In fact, we even realized that each of us had internal repositories for the different models and data sets. This meant we didn’t have proper definitions of the different neural-nets architectures (e.g., MobileNet, ResNet, VGGNet, nasnet, etc.).

Discussing with other developers and deep learning teams, we quickly understood we weren’t the only one feeling these inefficiencies.

Introducing Our Simple and Modular API for Image Classification

We created a modular and simple open-source repository for image classification to allow deep learning practitioners to save a lot of time while benefiting from state-of-the-art and production-ready pieces of code.

More specifically, we had the following objectives in mind:

  • Provide production-grade code for the main neural-network architectures that could be used as a reference within an engineering team
  • Provide the right tools to create an efficient data pipeline to make the best use of memory
  • Provide a list of off-the-shelf data-augmentation strategies, depending on one’s need
  • Provide several strategies to train models on multi-GPUs

Ultimately, we hope that more people can easily reach state-of -the-art models without much effort.

How Can You Use It?

Everything is pure TensorFlow — with its latest version. It’s super stable and reliable, and it can scale up to a data center of GPUs. We have many functions preprocessing that you can configure. The training-model part is in TensorFlow 2, where everything is neat and clean. The export part is the same — you can export in few lines of code.

You only have to write a simple configuration file to leverage the API. Then you can specify which model architecture you want, point to your data folder, list the different data-augmentation strategies, and set the hyperparameters.

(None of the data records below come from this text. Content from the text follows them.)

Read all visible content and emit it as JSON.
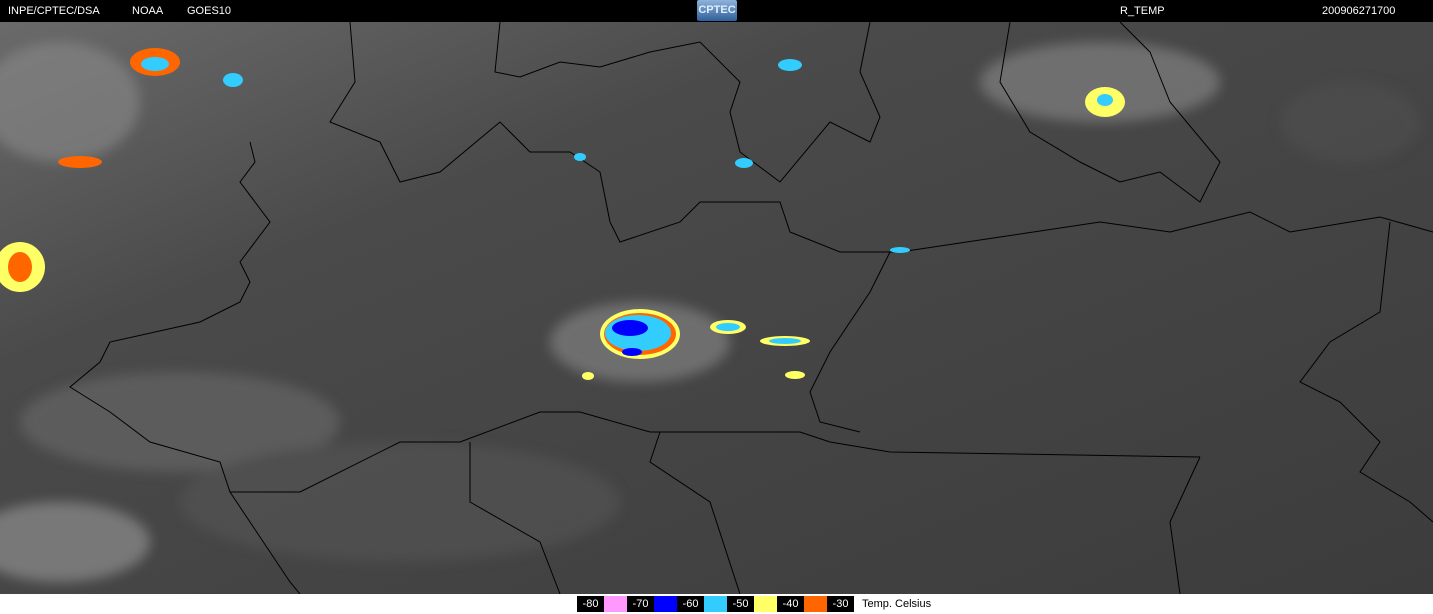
{
  "header": {
    "source": "INPE/CPTEC/DSA",
    "agency": "NOAA",
    "satellite": "GOES10",
    "logo": "CPTEC",
    "product": "R_TEMP",
    "datetime": "200906271700"
  },
  "legend": {
    "items": [
      {
        "label": "-80",
        "color": "#ff99ff"
      },
      {
        "label": "-70",
        "color": "#0000ff"
      },
      {
        "label": "-60",
        "color": "#33ccff"
      },
      {
        "label": "-50",
        "color": "#ffff66"
      },
      {
        "label": "-40",
        "color": "#ff6600"
      },
      {
        "label": "-30",
        "color": null
      }
    ],
    "unit": "Temp. Celsius"
  }
}
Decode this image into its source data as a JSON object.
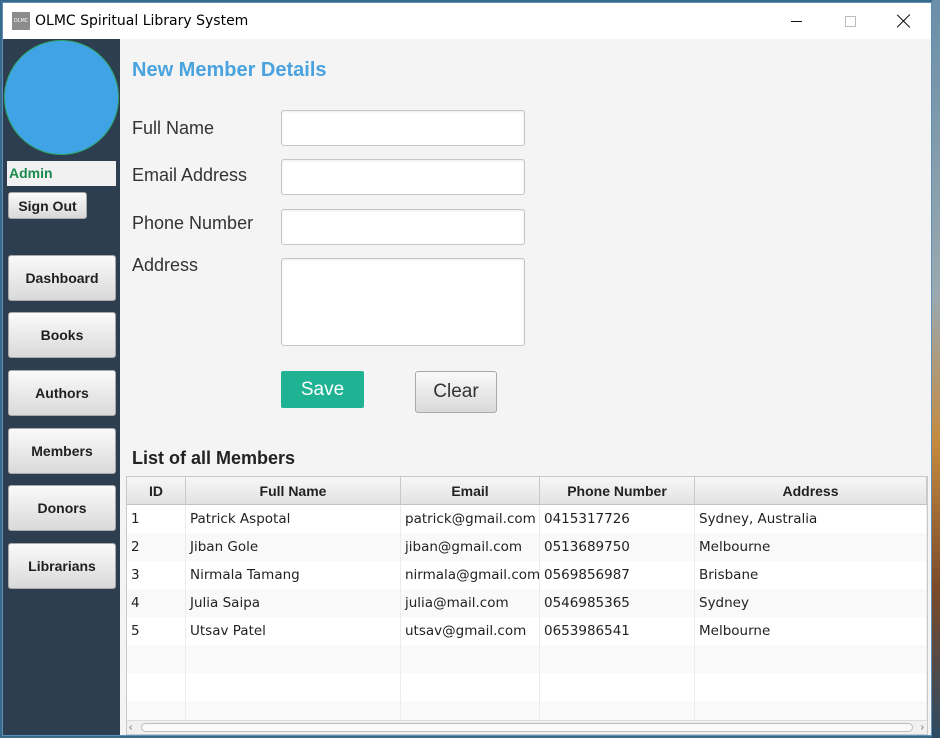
{
  "window": {
    "title": "OLMC Spiritual Library System",
    "icon_text": "OLMC"
  },
  "sidebar": {
    "user_label": "Admin",
    "sign_out_label": "Sign Out",
    "nav": [
      {
        "label": "Dashboard"
      },
      {
        "label": "Books"
      },
      {
        "label": "Authors"
      },
      {
        "label": "Members"
      },
      {
        "label": "Donors"
      },
      {
        "label": "Librarians"
      }
    ]
  },
  "form": {
    "title": "New Member Details",
    "full_name_label": "Full Name",
    "full_name_value": "",
    "email_label": "Email Address",
    "email_value": "",
    "phone_label": "Phone Number",
    "phone_value": "",
    "address_label": "Address",
    "address_value": "",
    "save_label": "Save",
    "clear_label": "Clear"
  },
  "members_table": {
    "title": "List of all Members",
    "columns": [
      "ID",
      "Full Name",
      "Email",
      "Phone Number",
      "Address"
    ],
    "rows": [
      [
        "1",
        "Patrick Aspotal",
        "patrick@gmail.com",
        "0415317726",
        "Sydney, Australia"
      ],
      [
        "2",
        "Jiban Gole",
        "jiban@gmail.com",
        "0513689750",
        "Melbourne"
      ],
      [
        "3",
        "Nirmala Tamang",
        "nirmala@gmail.com",
        "0569856987",
        "Brisbane"
      ],
      [
        "4",
        "Julia Saipa",
        "julia@mail.com",
        "0546985365",
        "Sydney"
      ],
      [
        "5",
        "Utsav Patel",
        "utsav@gmail.com",
        "0653986541",
        "Melbourne"
      ]
    ]
  },
  "colors": {
    "sidebar_bg": "#2c3e50",
    "accent_blue": "#4aa3df",
    "save_green": "#1fb394",
    "admin_green": "#1a8a4d"
  }
}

On top of this, you can run it with a simple command:

Make run starts the environment
Make run starts the environment

Clean neural-net architectures

Start your project with verified and tested neural-net architectures, such as MobileNet, ResNet, VGGNet, EfficientNet, nasnet, and more. All of these are verified and tested internally.

Data-augmentation strategies

Choose from a list of options — ranging from random geometric transformations to color jittering.

Data-pipeline creation

Use the latest optimization from the TensorFlow data pipeline, with TF record processing, cache management, and data parallelism already set up.

Training on multiple GPUs

Make the best use of your computing resources by choosing from a series of options, such as distributed strategy, mirror strategy, asynchronous strategy, Horovod, and more.


Quickly export or save your trained model, and start deploying efficiently using TensorRT.


Quickly collect logs from TensorBoard, and choose from a list of options for visualization.

Our code is also intended to be very modular. If you want to implement new strategies or training methods, such as architecture search, it’s relatively easy. The only part that changes is the training part. Instead of just doing a loop and fitting models, you can do two loops — one that’ll fit the model and one that’ll fit the architecture search. If you want to implement a new training paradigm, it’s also possible.

Within UpStride, we use the API to gather all of our classification projects. It helps us avoid creating long Git branches, ensures we can easily reproduce experiments, and makes sure our benchmarks are run on the same source code as TensorFlow and that any improvements made on code features impact everyone.

Where to Find It

Here: UpStride Classification API.

We hope this API can be helpful to you. Don’t hesitate to share it with your friends and colleagues, leave a star on GitHub, or send us some feedback at

Oh, one more thing: We’ll soon be sharing a second repository for segmentation and object detection — stay tuned!




Upstride is designing an API to improve the accuracy, data efficiency and power consumption of neural networks in computer vision